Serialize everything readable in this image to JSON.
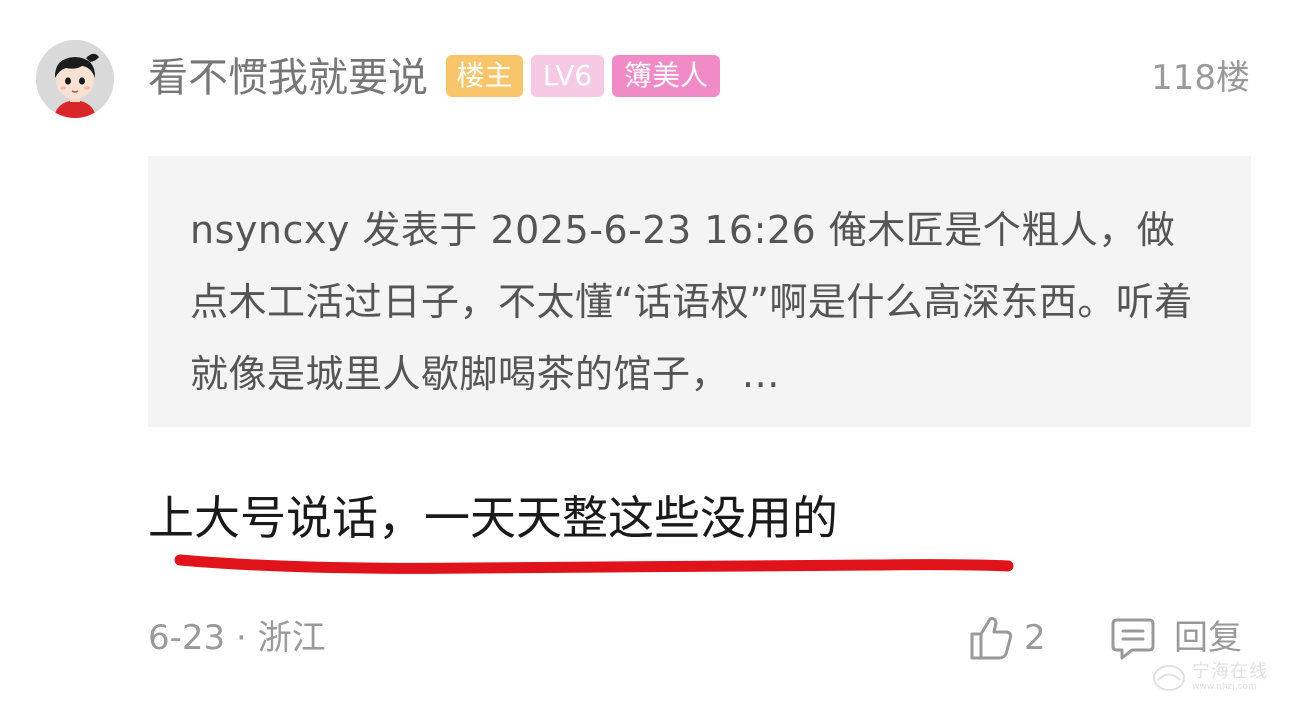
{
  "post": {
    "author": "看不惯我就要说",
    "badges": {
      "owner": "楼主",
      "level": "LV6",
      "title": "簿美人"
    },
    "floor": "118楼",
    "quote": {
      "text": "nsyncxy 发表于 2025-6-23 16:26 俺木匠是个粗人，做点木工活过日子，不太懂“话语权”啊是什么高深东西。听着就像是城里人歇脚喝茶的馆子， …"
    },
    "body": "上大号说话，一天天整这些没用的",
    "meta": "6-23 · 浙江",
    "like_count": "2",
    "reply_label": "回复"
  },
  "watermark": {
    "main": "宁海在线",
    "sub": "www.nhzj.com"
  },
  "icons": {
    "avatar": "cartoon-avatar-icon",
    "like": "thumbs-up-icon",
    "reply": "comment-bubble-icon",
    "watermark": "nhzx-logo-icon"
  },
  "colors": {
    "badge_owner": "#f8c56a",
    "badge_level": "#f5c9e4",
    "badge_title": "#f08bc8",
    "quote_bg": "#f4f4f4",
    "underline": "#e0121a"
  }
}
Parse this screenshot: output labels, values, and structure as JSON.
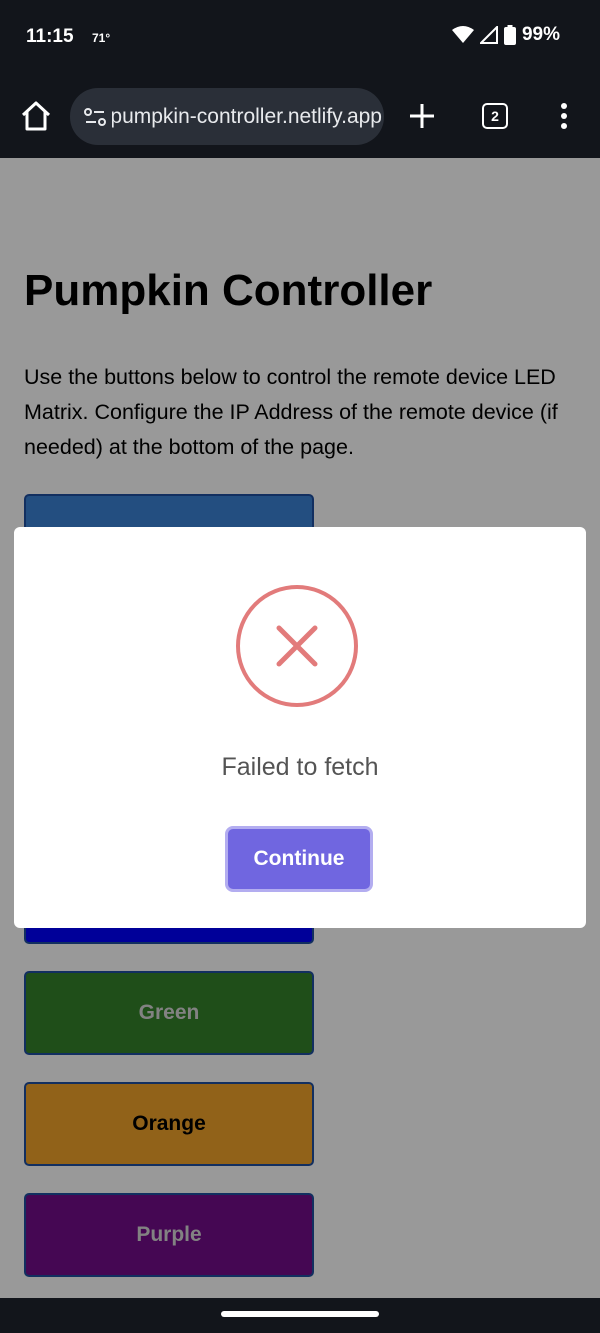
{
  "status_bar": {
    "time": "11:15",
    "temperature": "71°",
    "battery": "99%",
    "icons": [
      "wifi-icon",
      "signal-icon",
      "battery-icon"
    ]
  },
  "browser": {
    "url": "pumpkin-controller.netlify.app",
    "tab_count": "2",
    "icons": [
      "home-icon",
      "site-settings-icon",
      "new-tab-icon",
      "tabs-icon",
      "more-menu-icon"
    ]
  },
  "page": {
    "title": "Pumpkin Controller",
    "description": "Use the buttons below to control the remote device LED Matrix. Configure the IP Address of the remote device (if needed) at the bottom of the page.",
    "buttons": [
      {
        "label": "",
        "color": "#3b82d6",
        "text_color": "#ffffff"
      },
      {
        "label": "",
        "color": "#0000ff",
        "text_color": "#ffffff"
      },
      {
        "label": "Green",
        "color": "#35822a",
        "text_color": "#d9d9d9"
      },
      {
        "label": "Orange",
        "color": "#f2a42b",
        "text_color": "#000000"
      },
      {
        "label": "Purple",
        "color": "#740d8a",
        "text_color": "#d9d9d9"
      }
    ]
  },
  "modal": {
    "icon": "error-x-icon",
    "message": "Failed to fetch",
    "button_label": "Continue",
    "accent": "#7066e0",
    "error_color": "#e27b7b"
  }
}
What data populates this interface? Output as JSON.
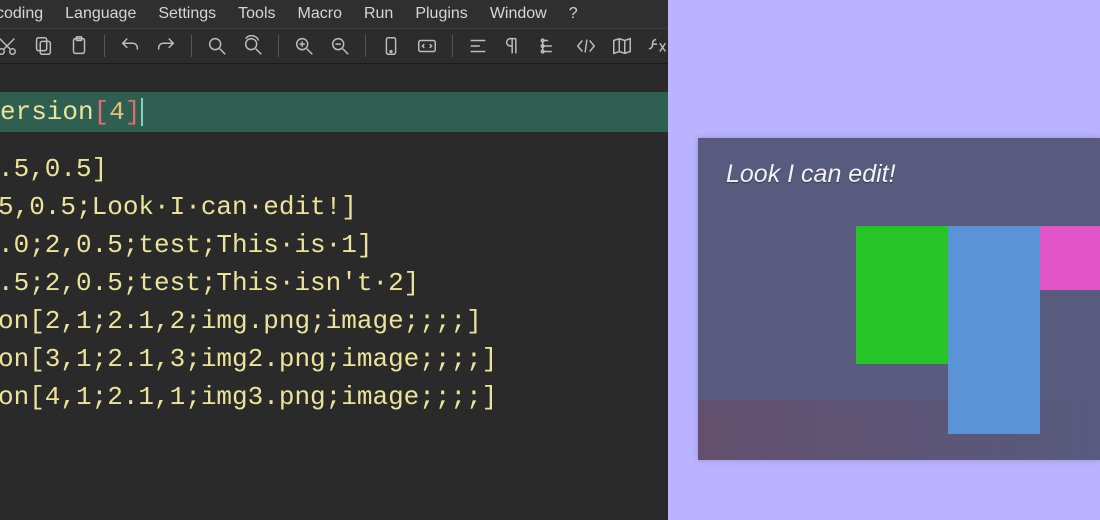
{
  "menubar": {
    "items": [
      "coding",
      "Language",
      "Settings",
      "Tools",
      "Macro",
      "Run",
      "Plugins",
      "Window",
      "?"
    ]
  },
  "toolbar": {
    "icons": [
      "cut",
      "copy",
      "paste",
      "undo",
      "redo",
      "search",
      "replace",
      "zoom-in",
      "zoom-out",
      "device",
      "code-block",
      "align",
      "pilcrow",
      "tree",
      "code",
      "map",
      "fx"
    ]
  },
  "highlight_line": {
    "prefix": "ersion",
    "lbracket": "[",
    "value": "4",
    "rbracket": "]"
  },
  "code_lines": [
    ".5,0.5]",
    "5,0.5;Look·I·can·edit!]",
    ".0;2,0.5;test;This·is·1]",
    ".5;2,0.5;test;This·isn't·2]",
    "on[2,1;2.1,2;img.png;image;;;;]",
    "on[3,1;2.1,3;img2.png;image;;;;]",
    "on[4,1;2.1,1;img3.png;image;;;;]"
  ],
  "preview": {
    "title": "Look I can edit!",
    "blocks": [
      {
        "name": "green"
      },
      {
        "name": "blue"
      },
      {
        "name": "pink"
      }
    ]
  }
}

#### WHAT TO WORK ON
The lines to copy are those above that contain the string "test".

#### SOLVED EXERCISE
    ".0;2,0.5;test;This·is·1]",
    ".5;2,0.5;test;This·isn't·2]",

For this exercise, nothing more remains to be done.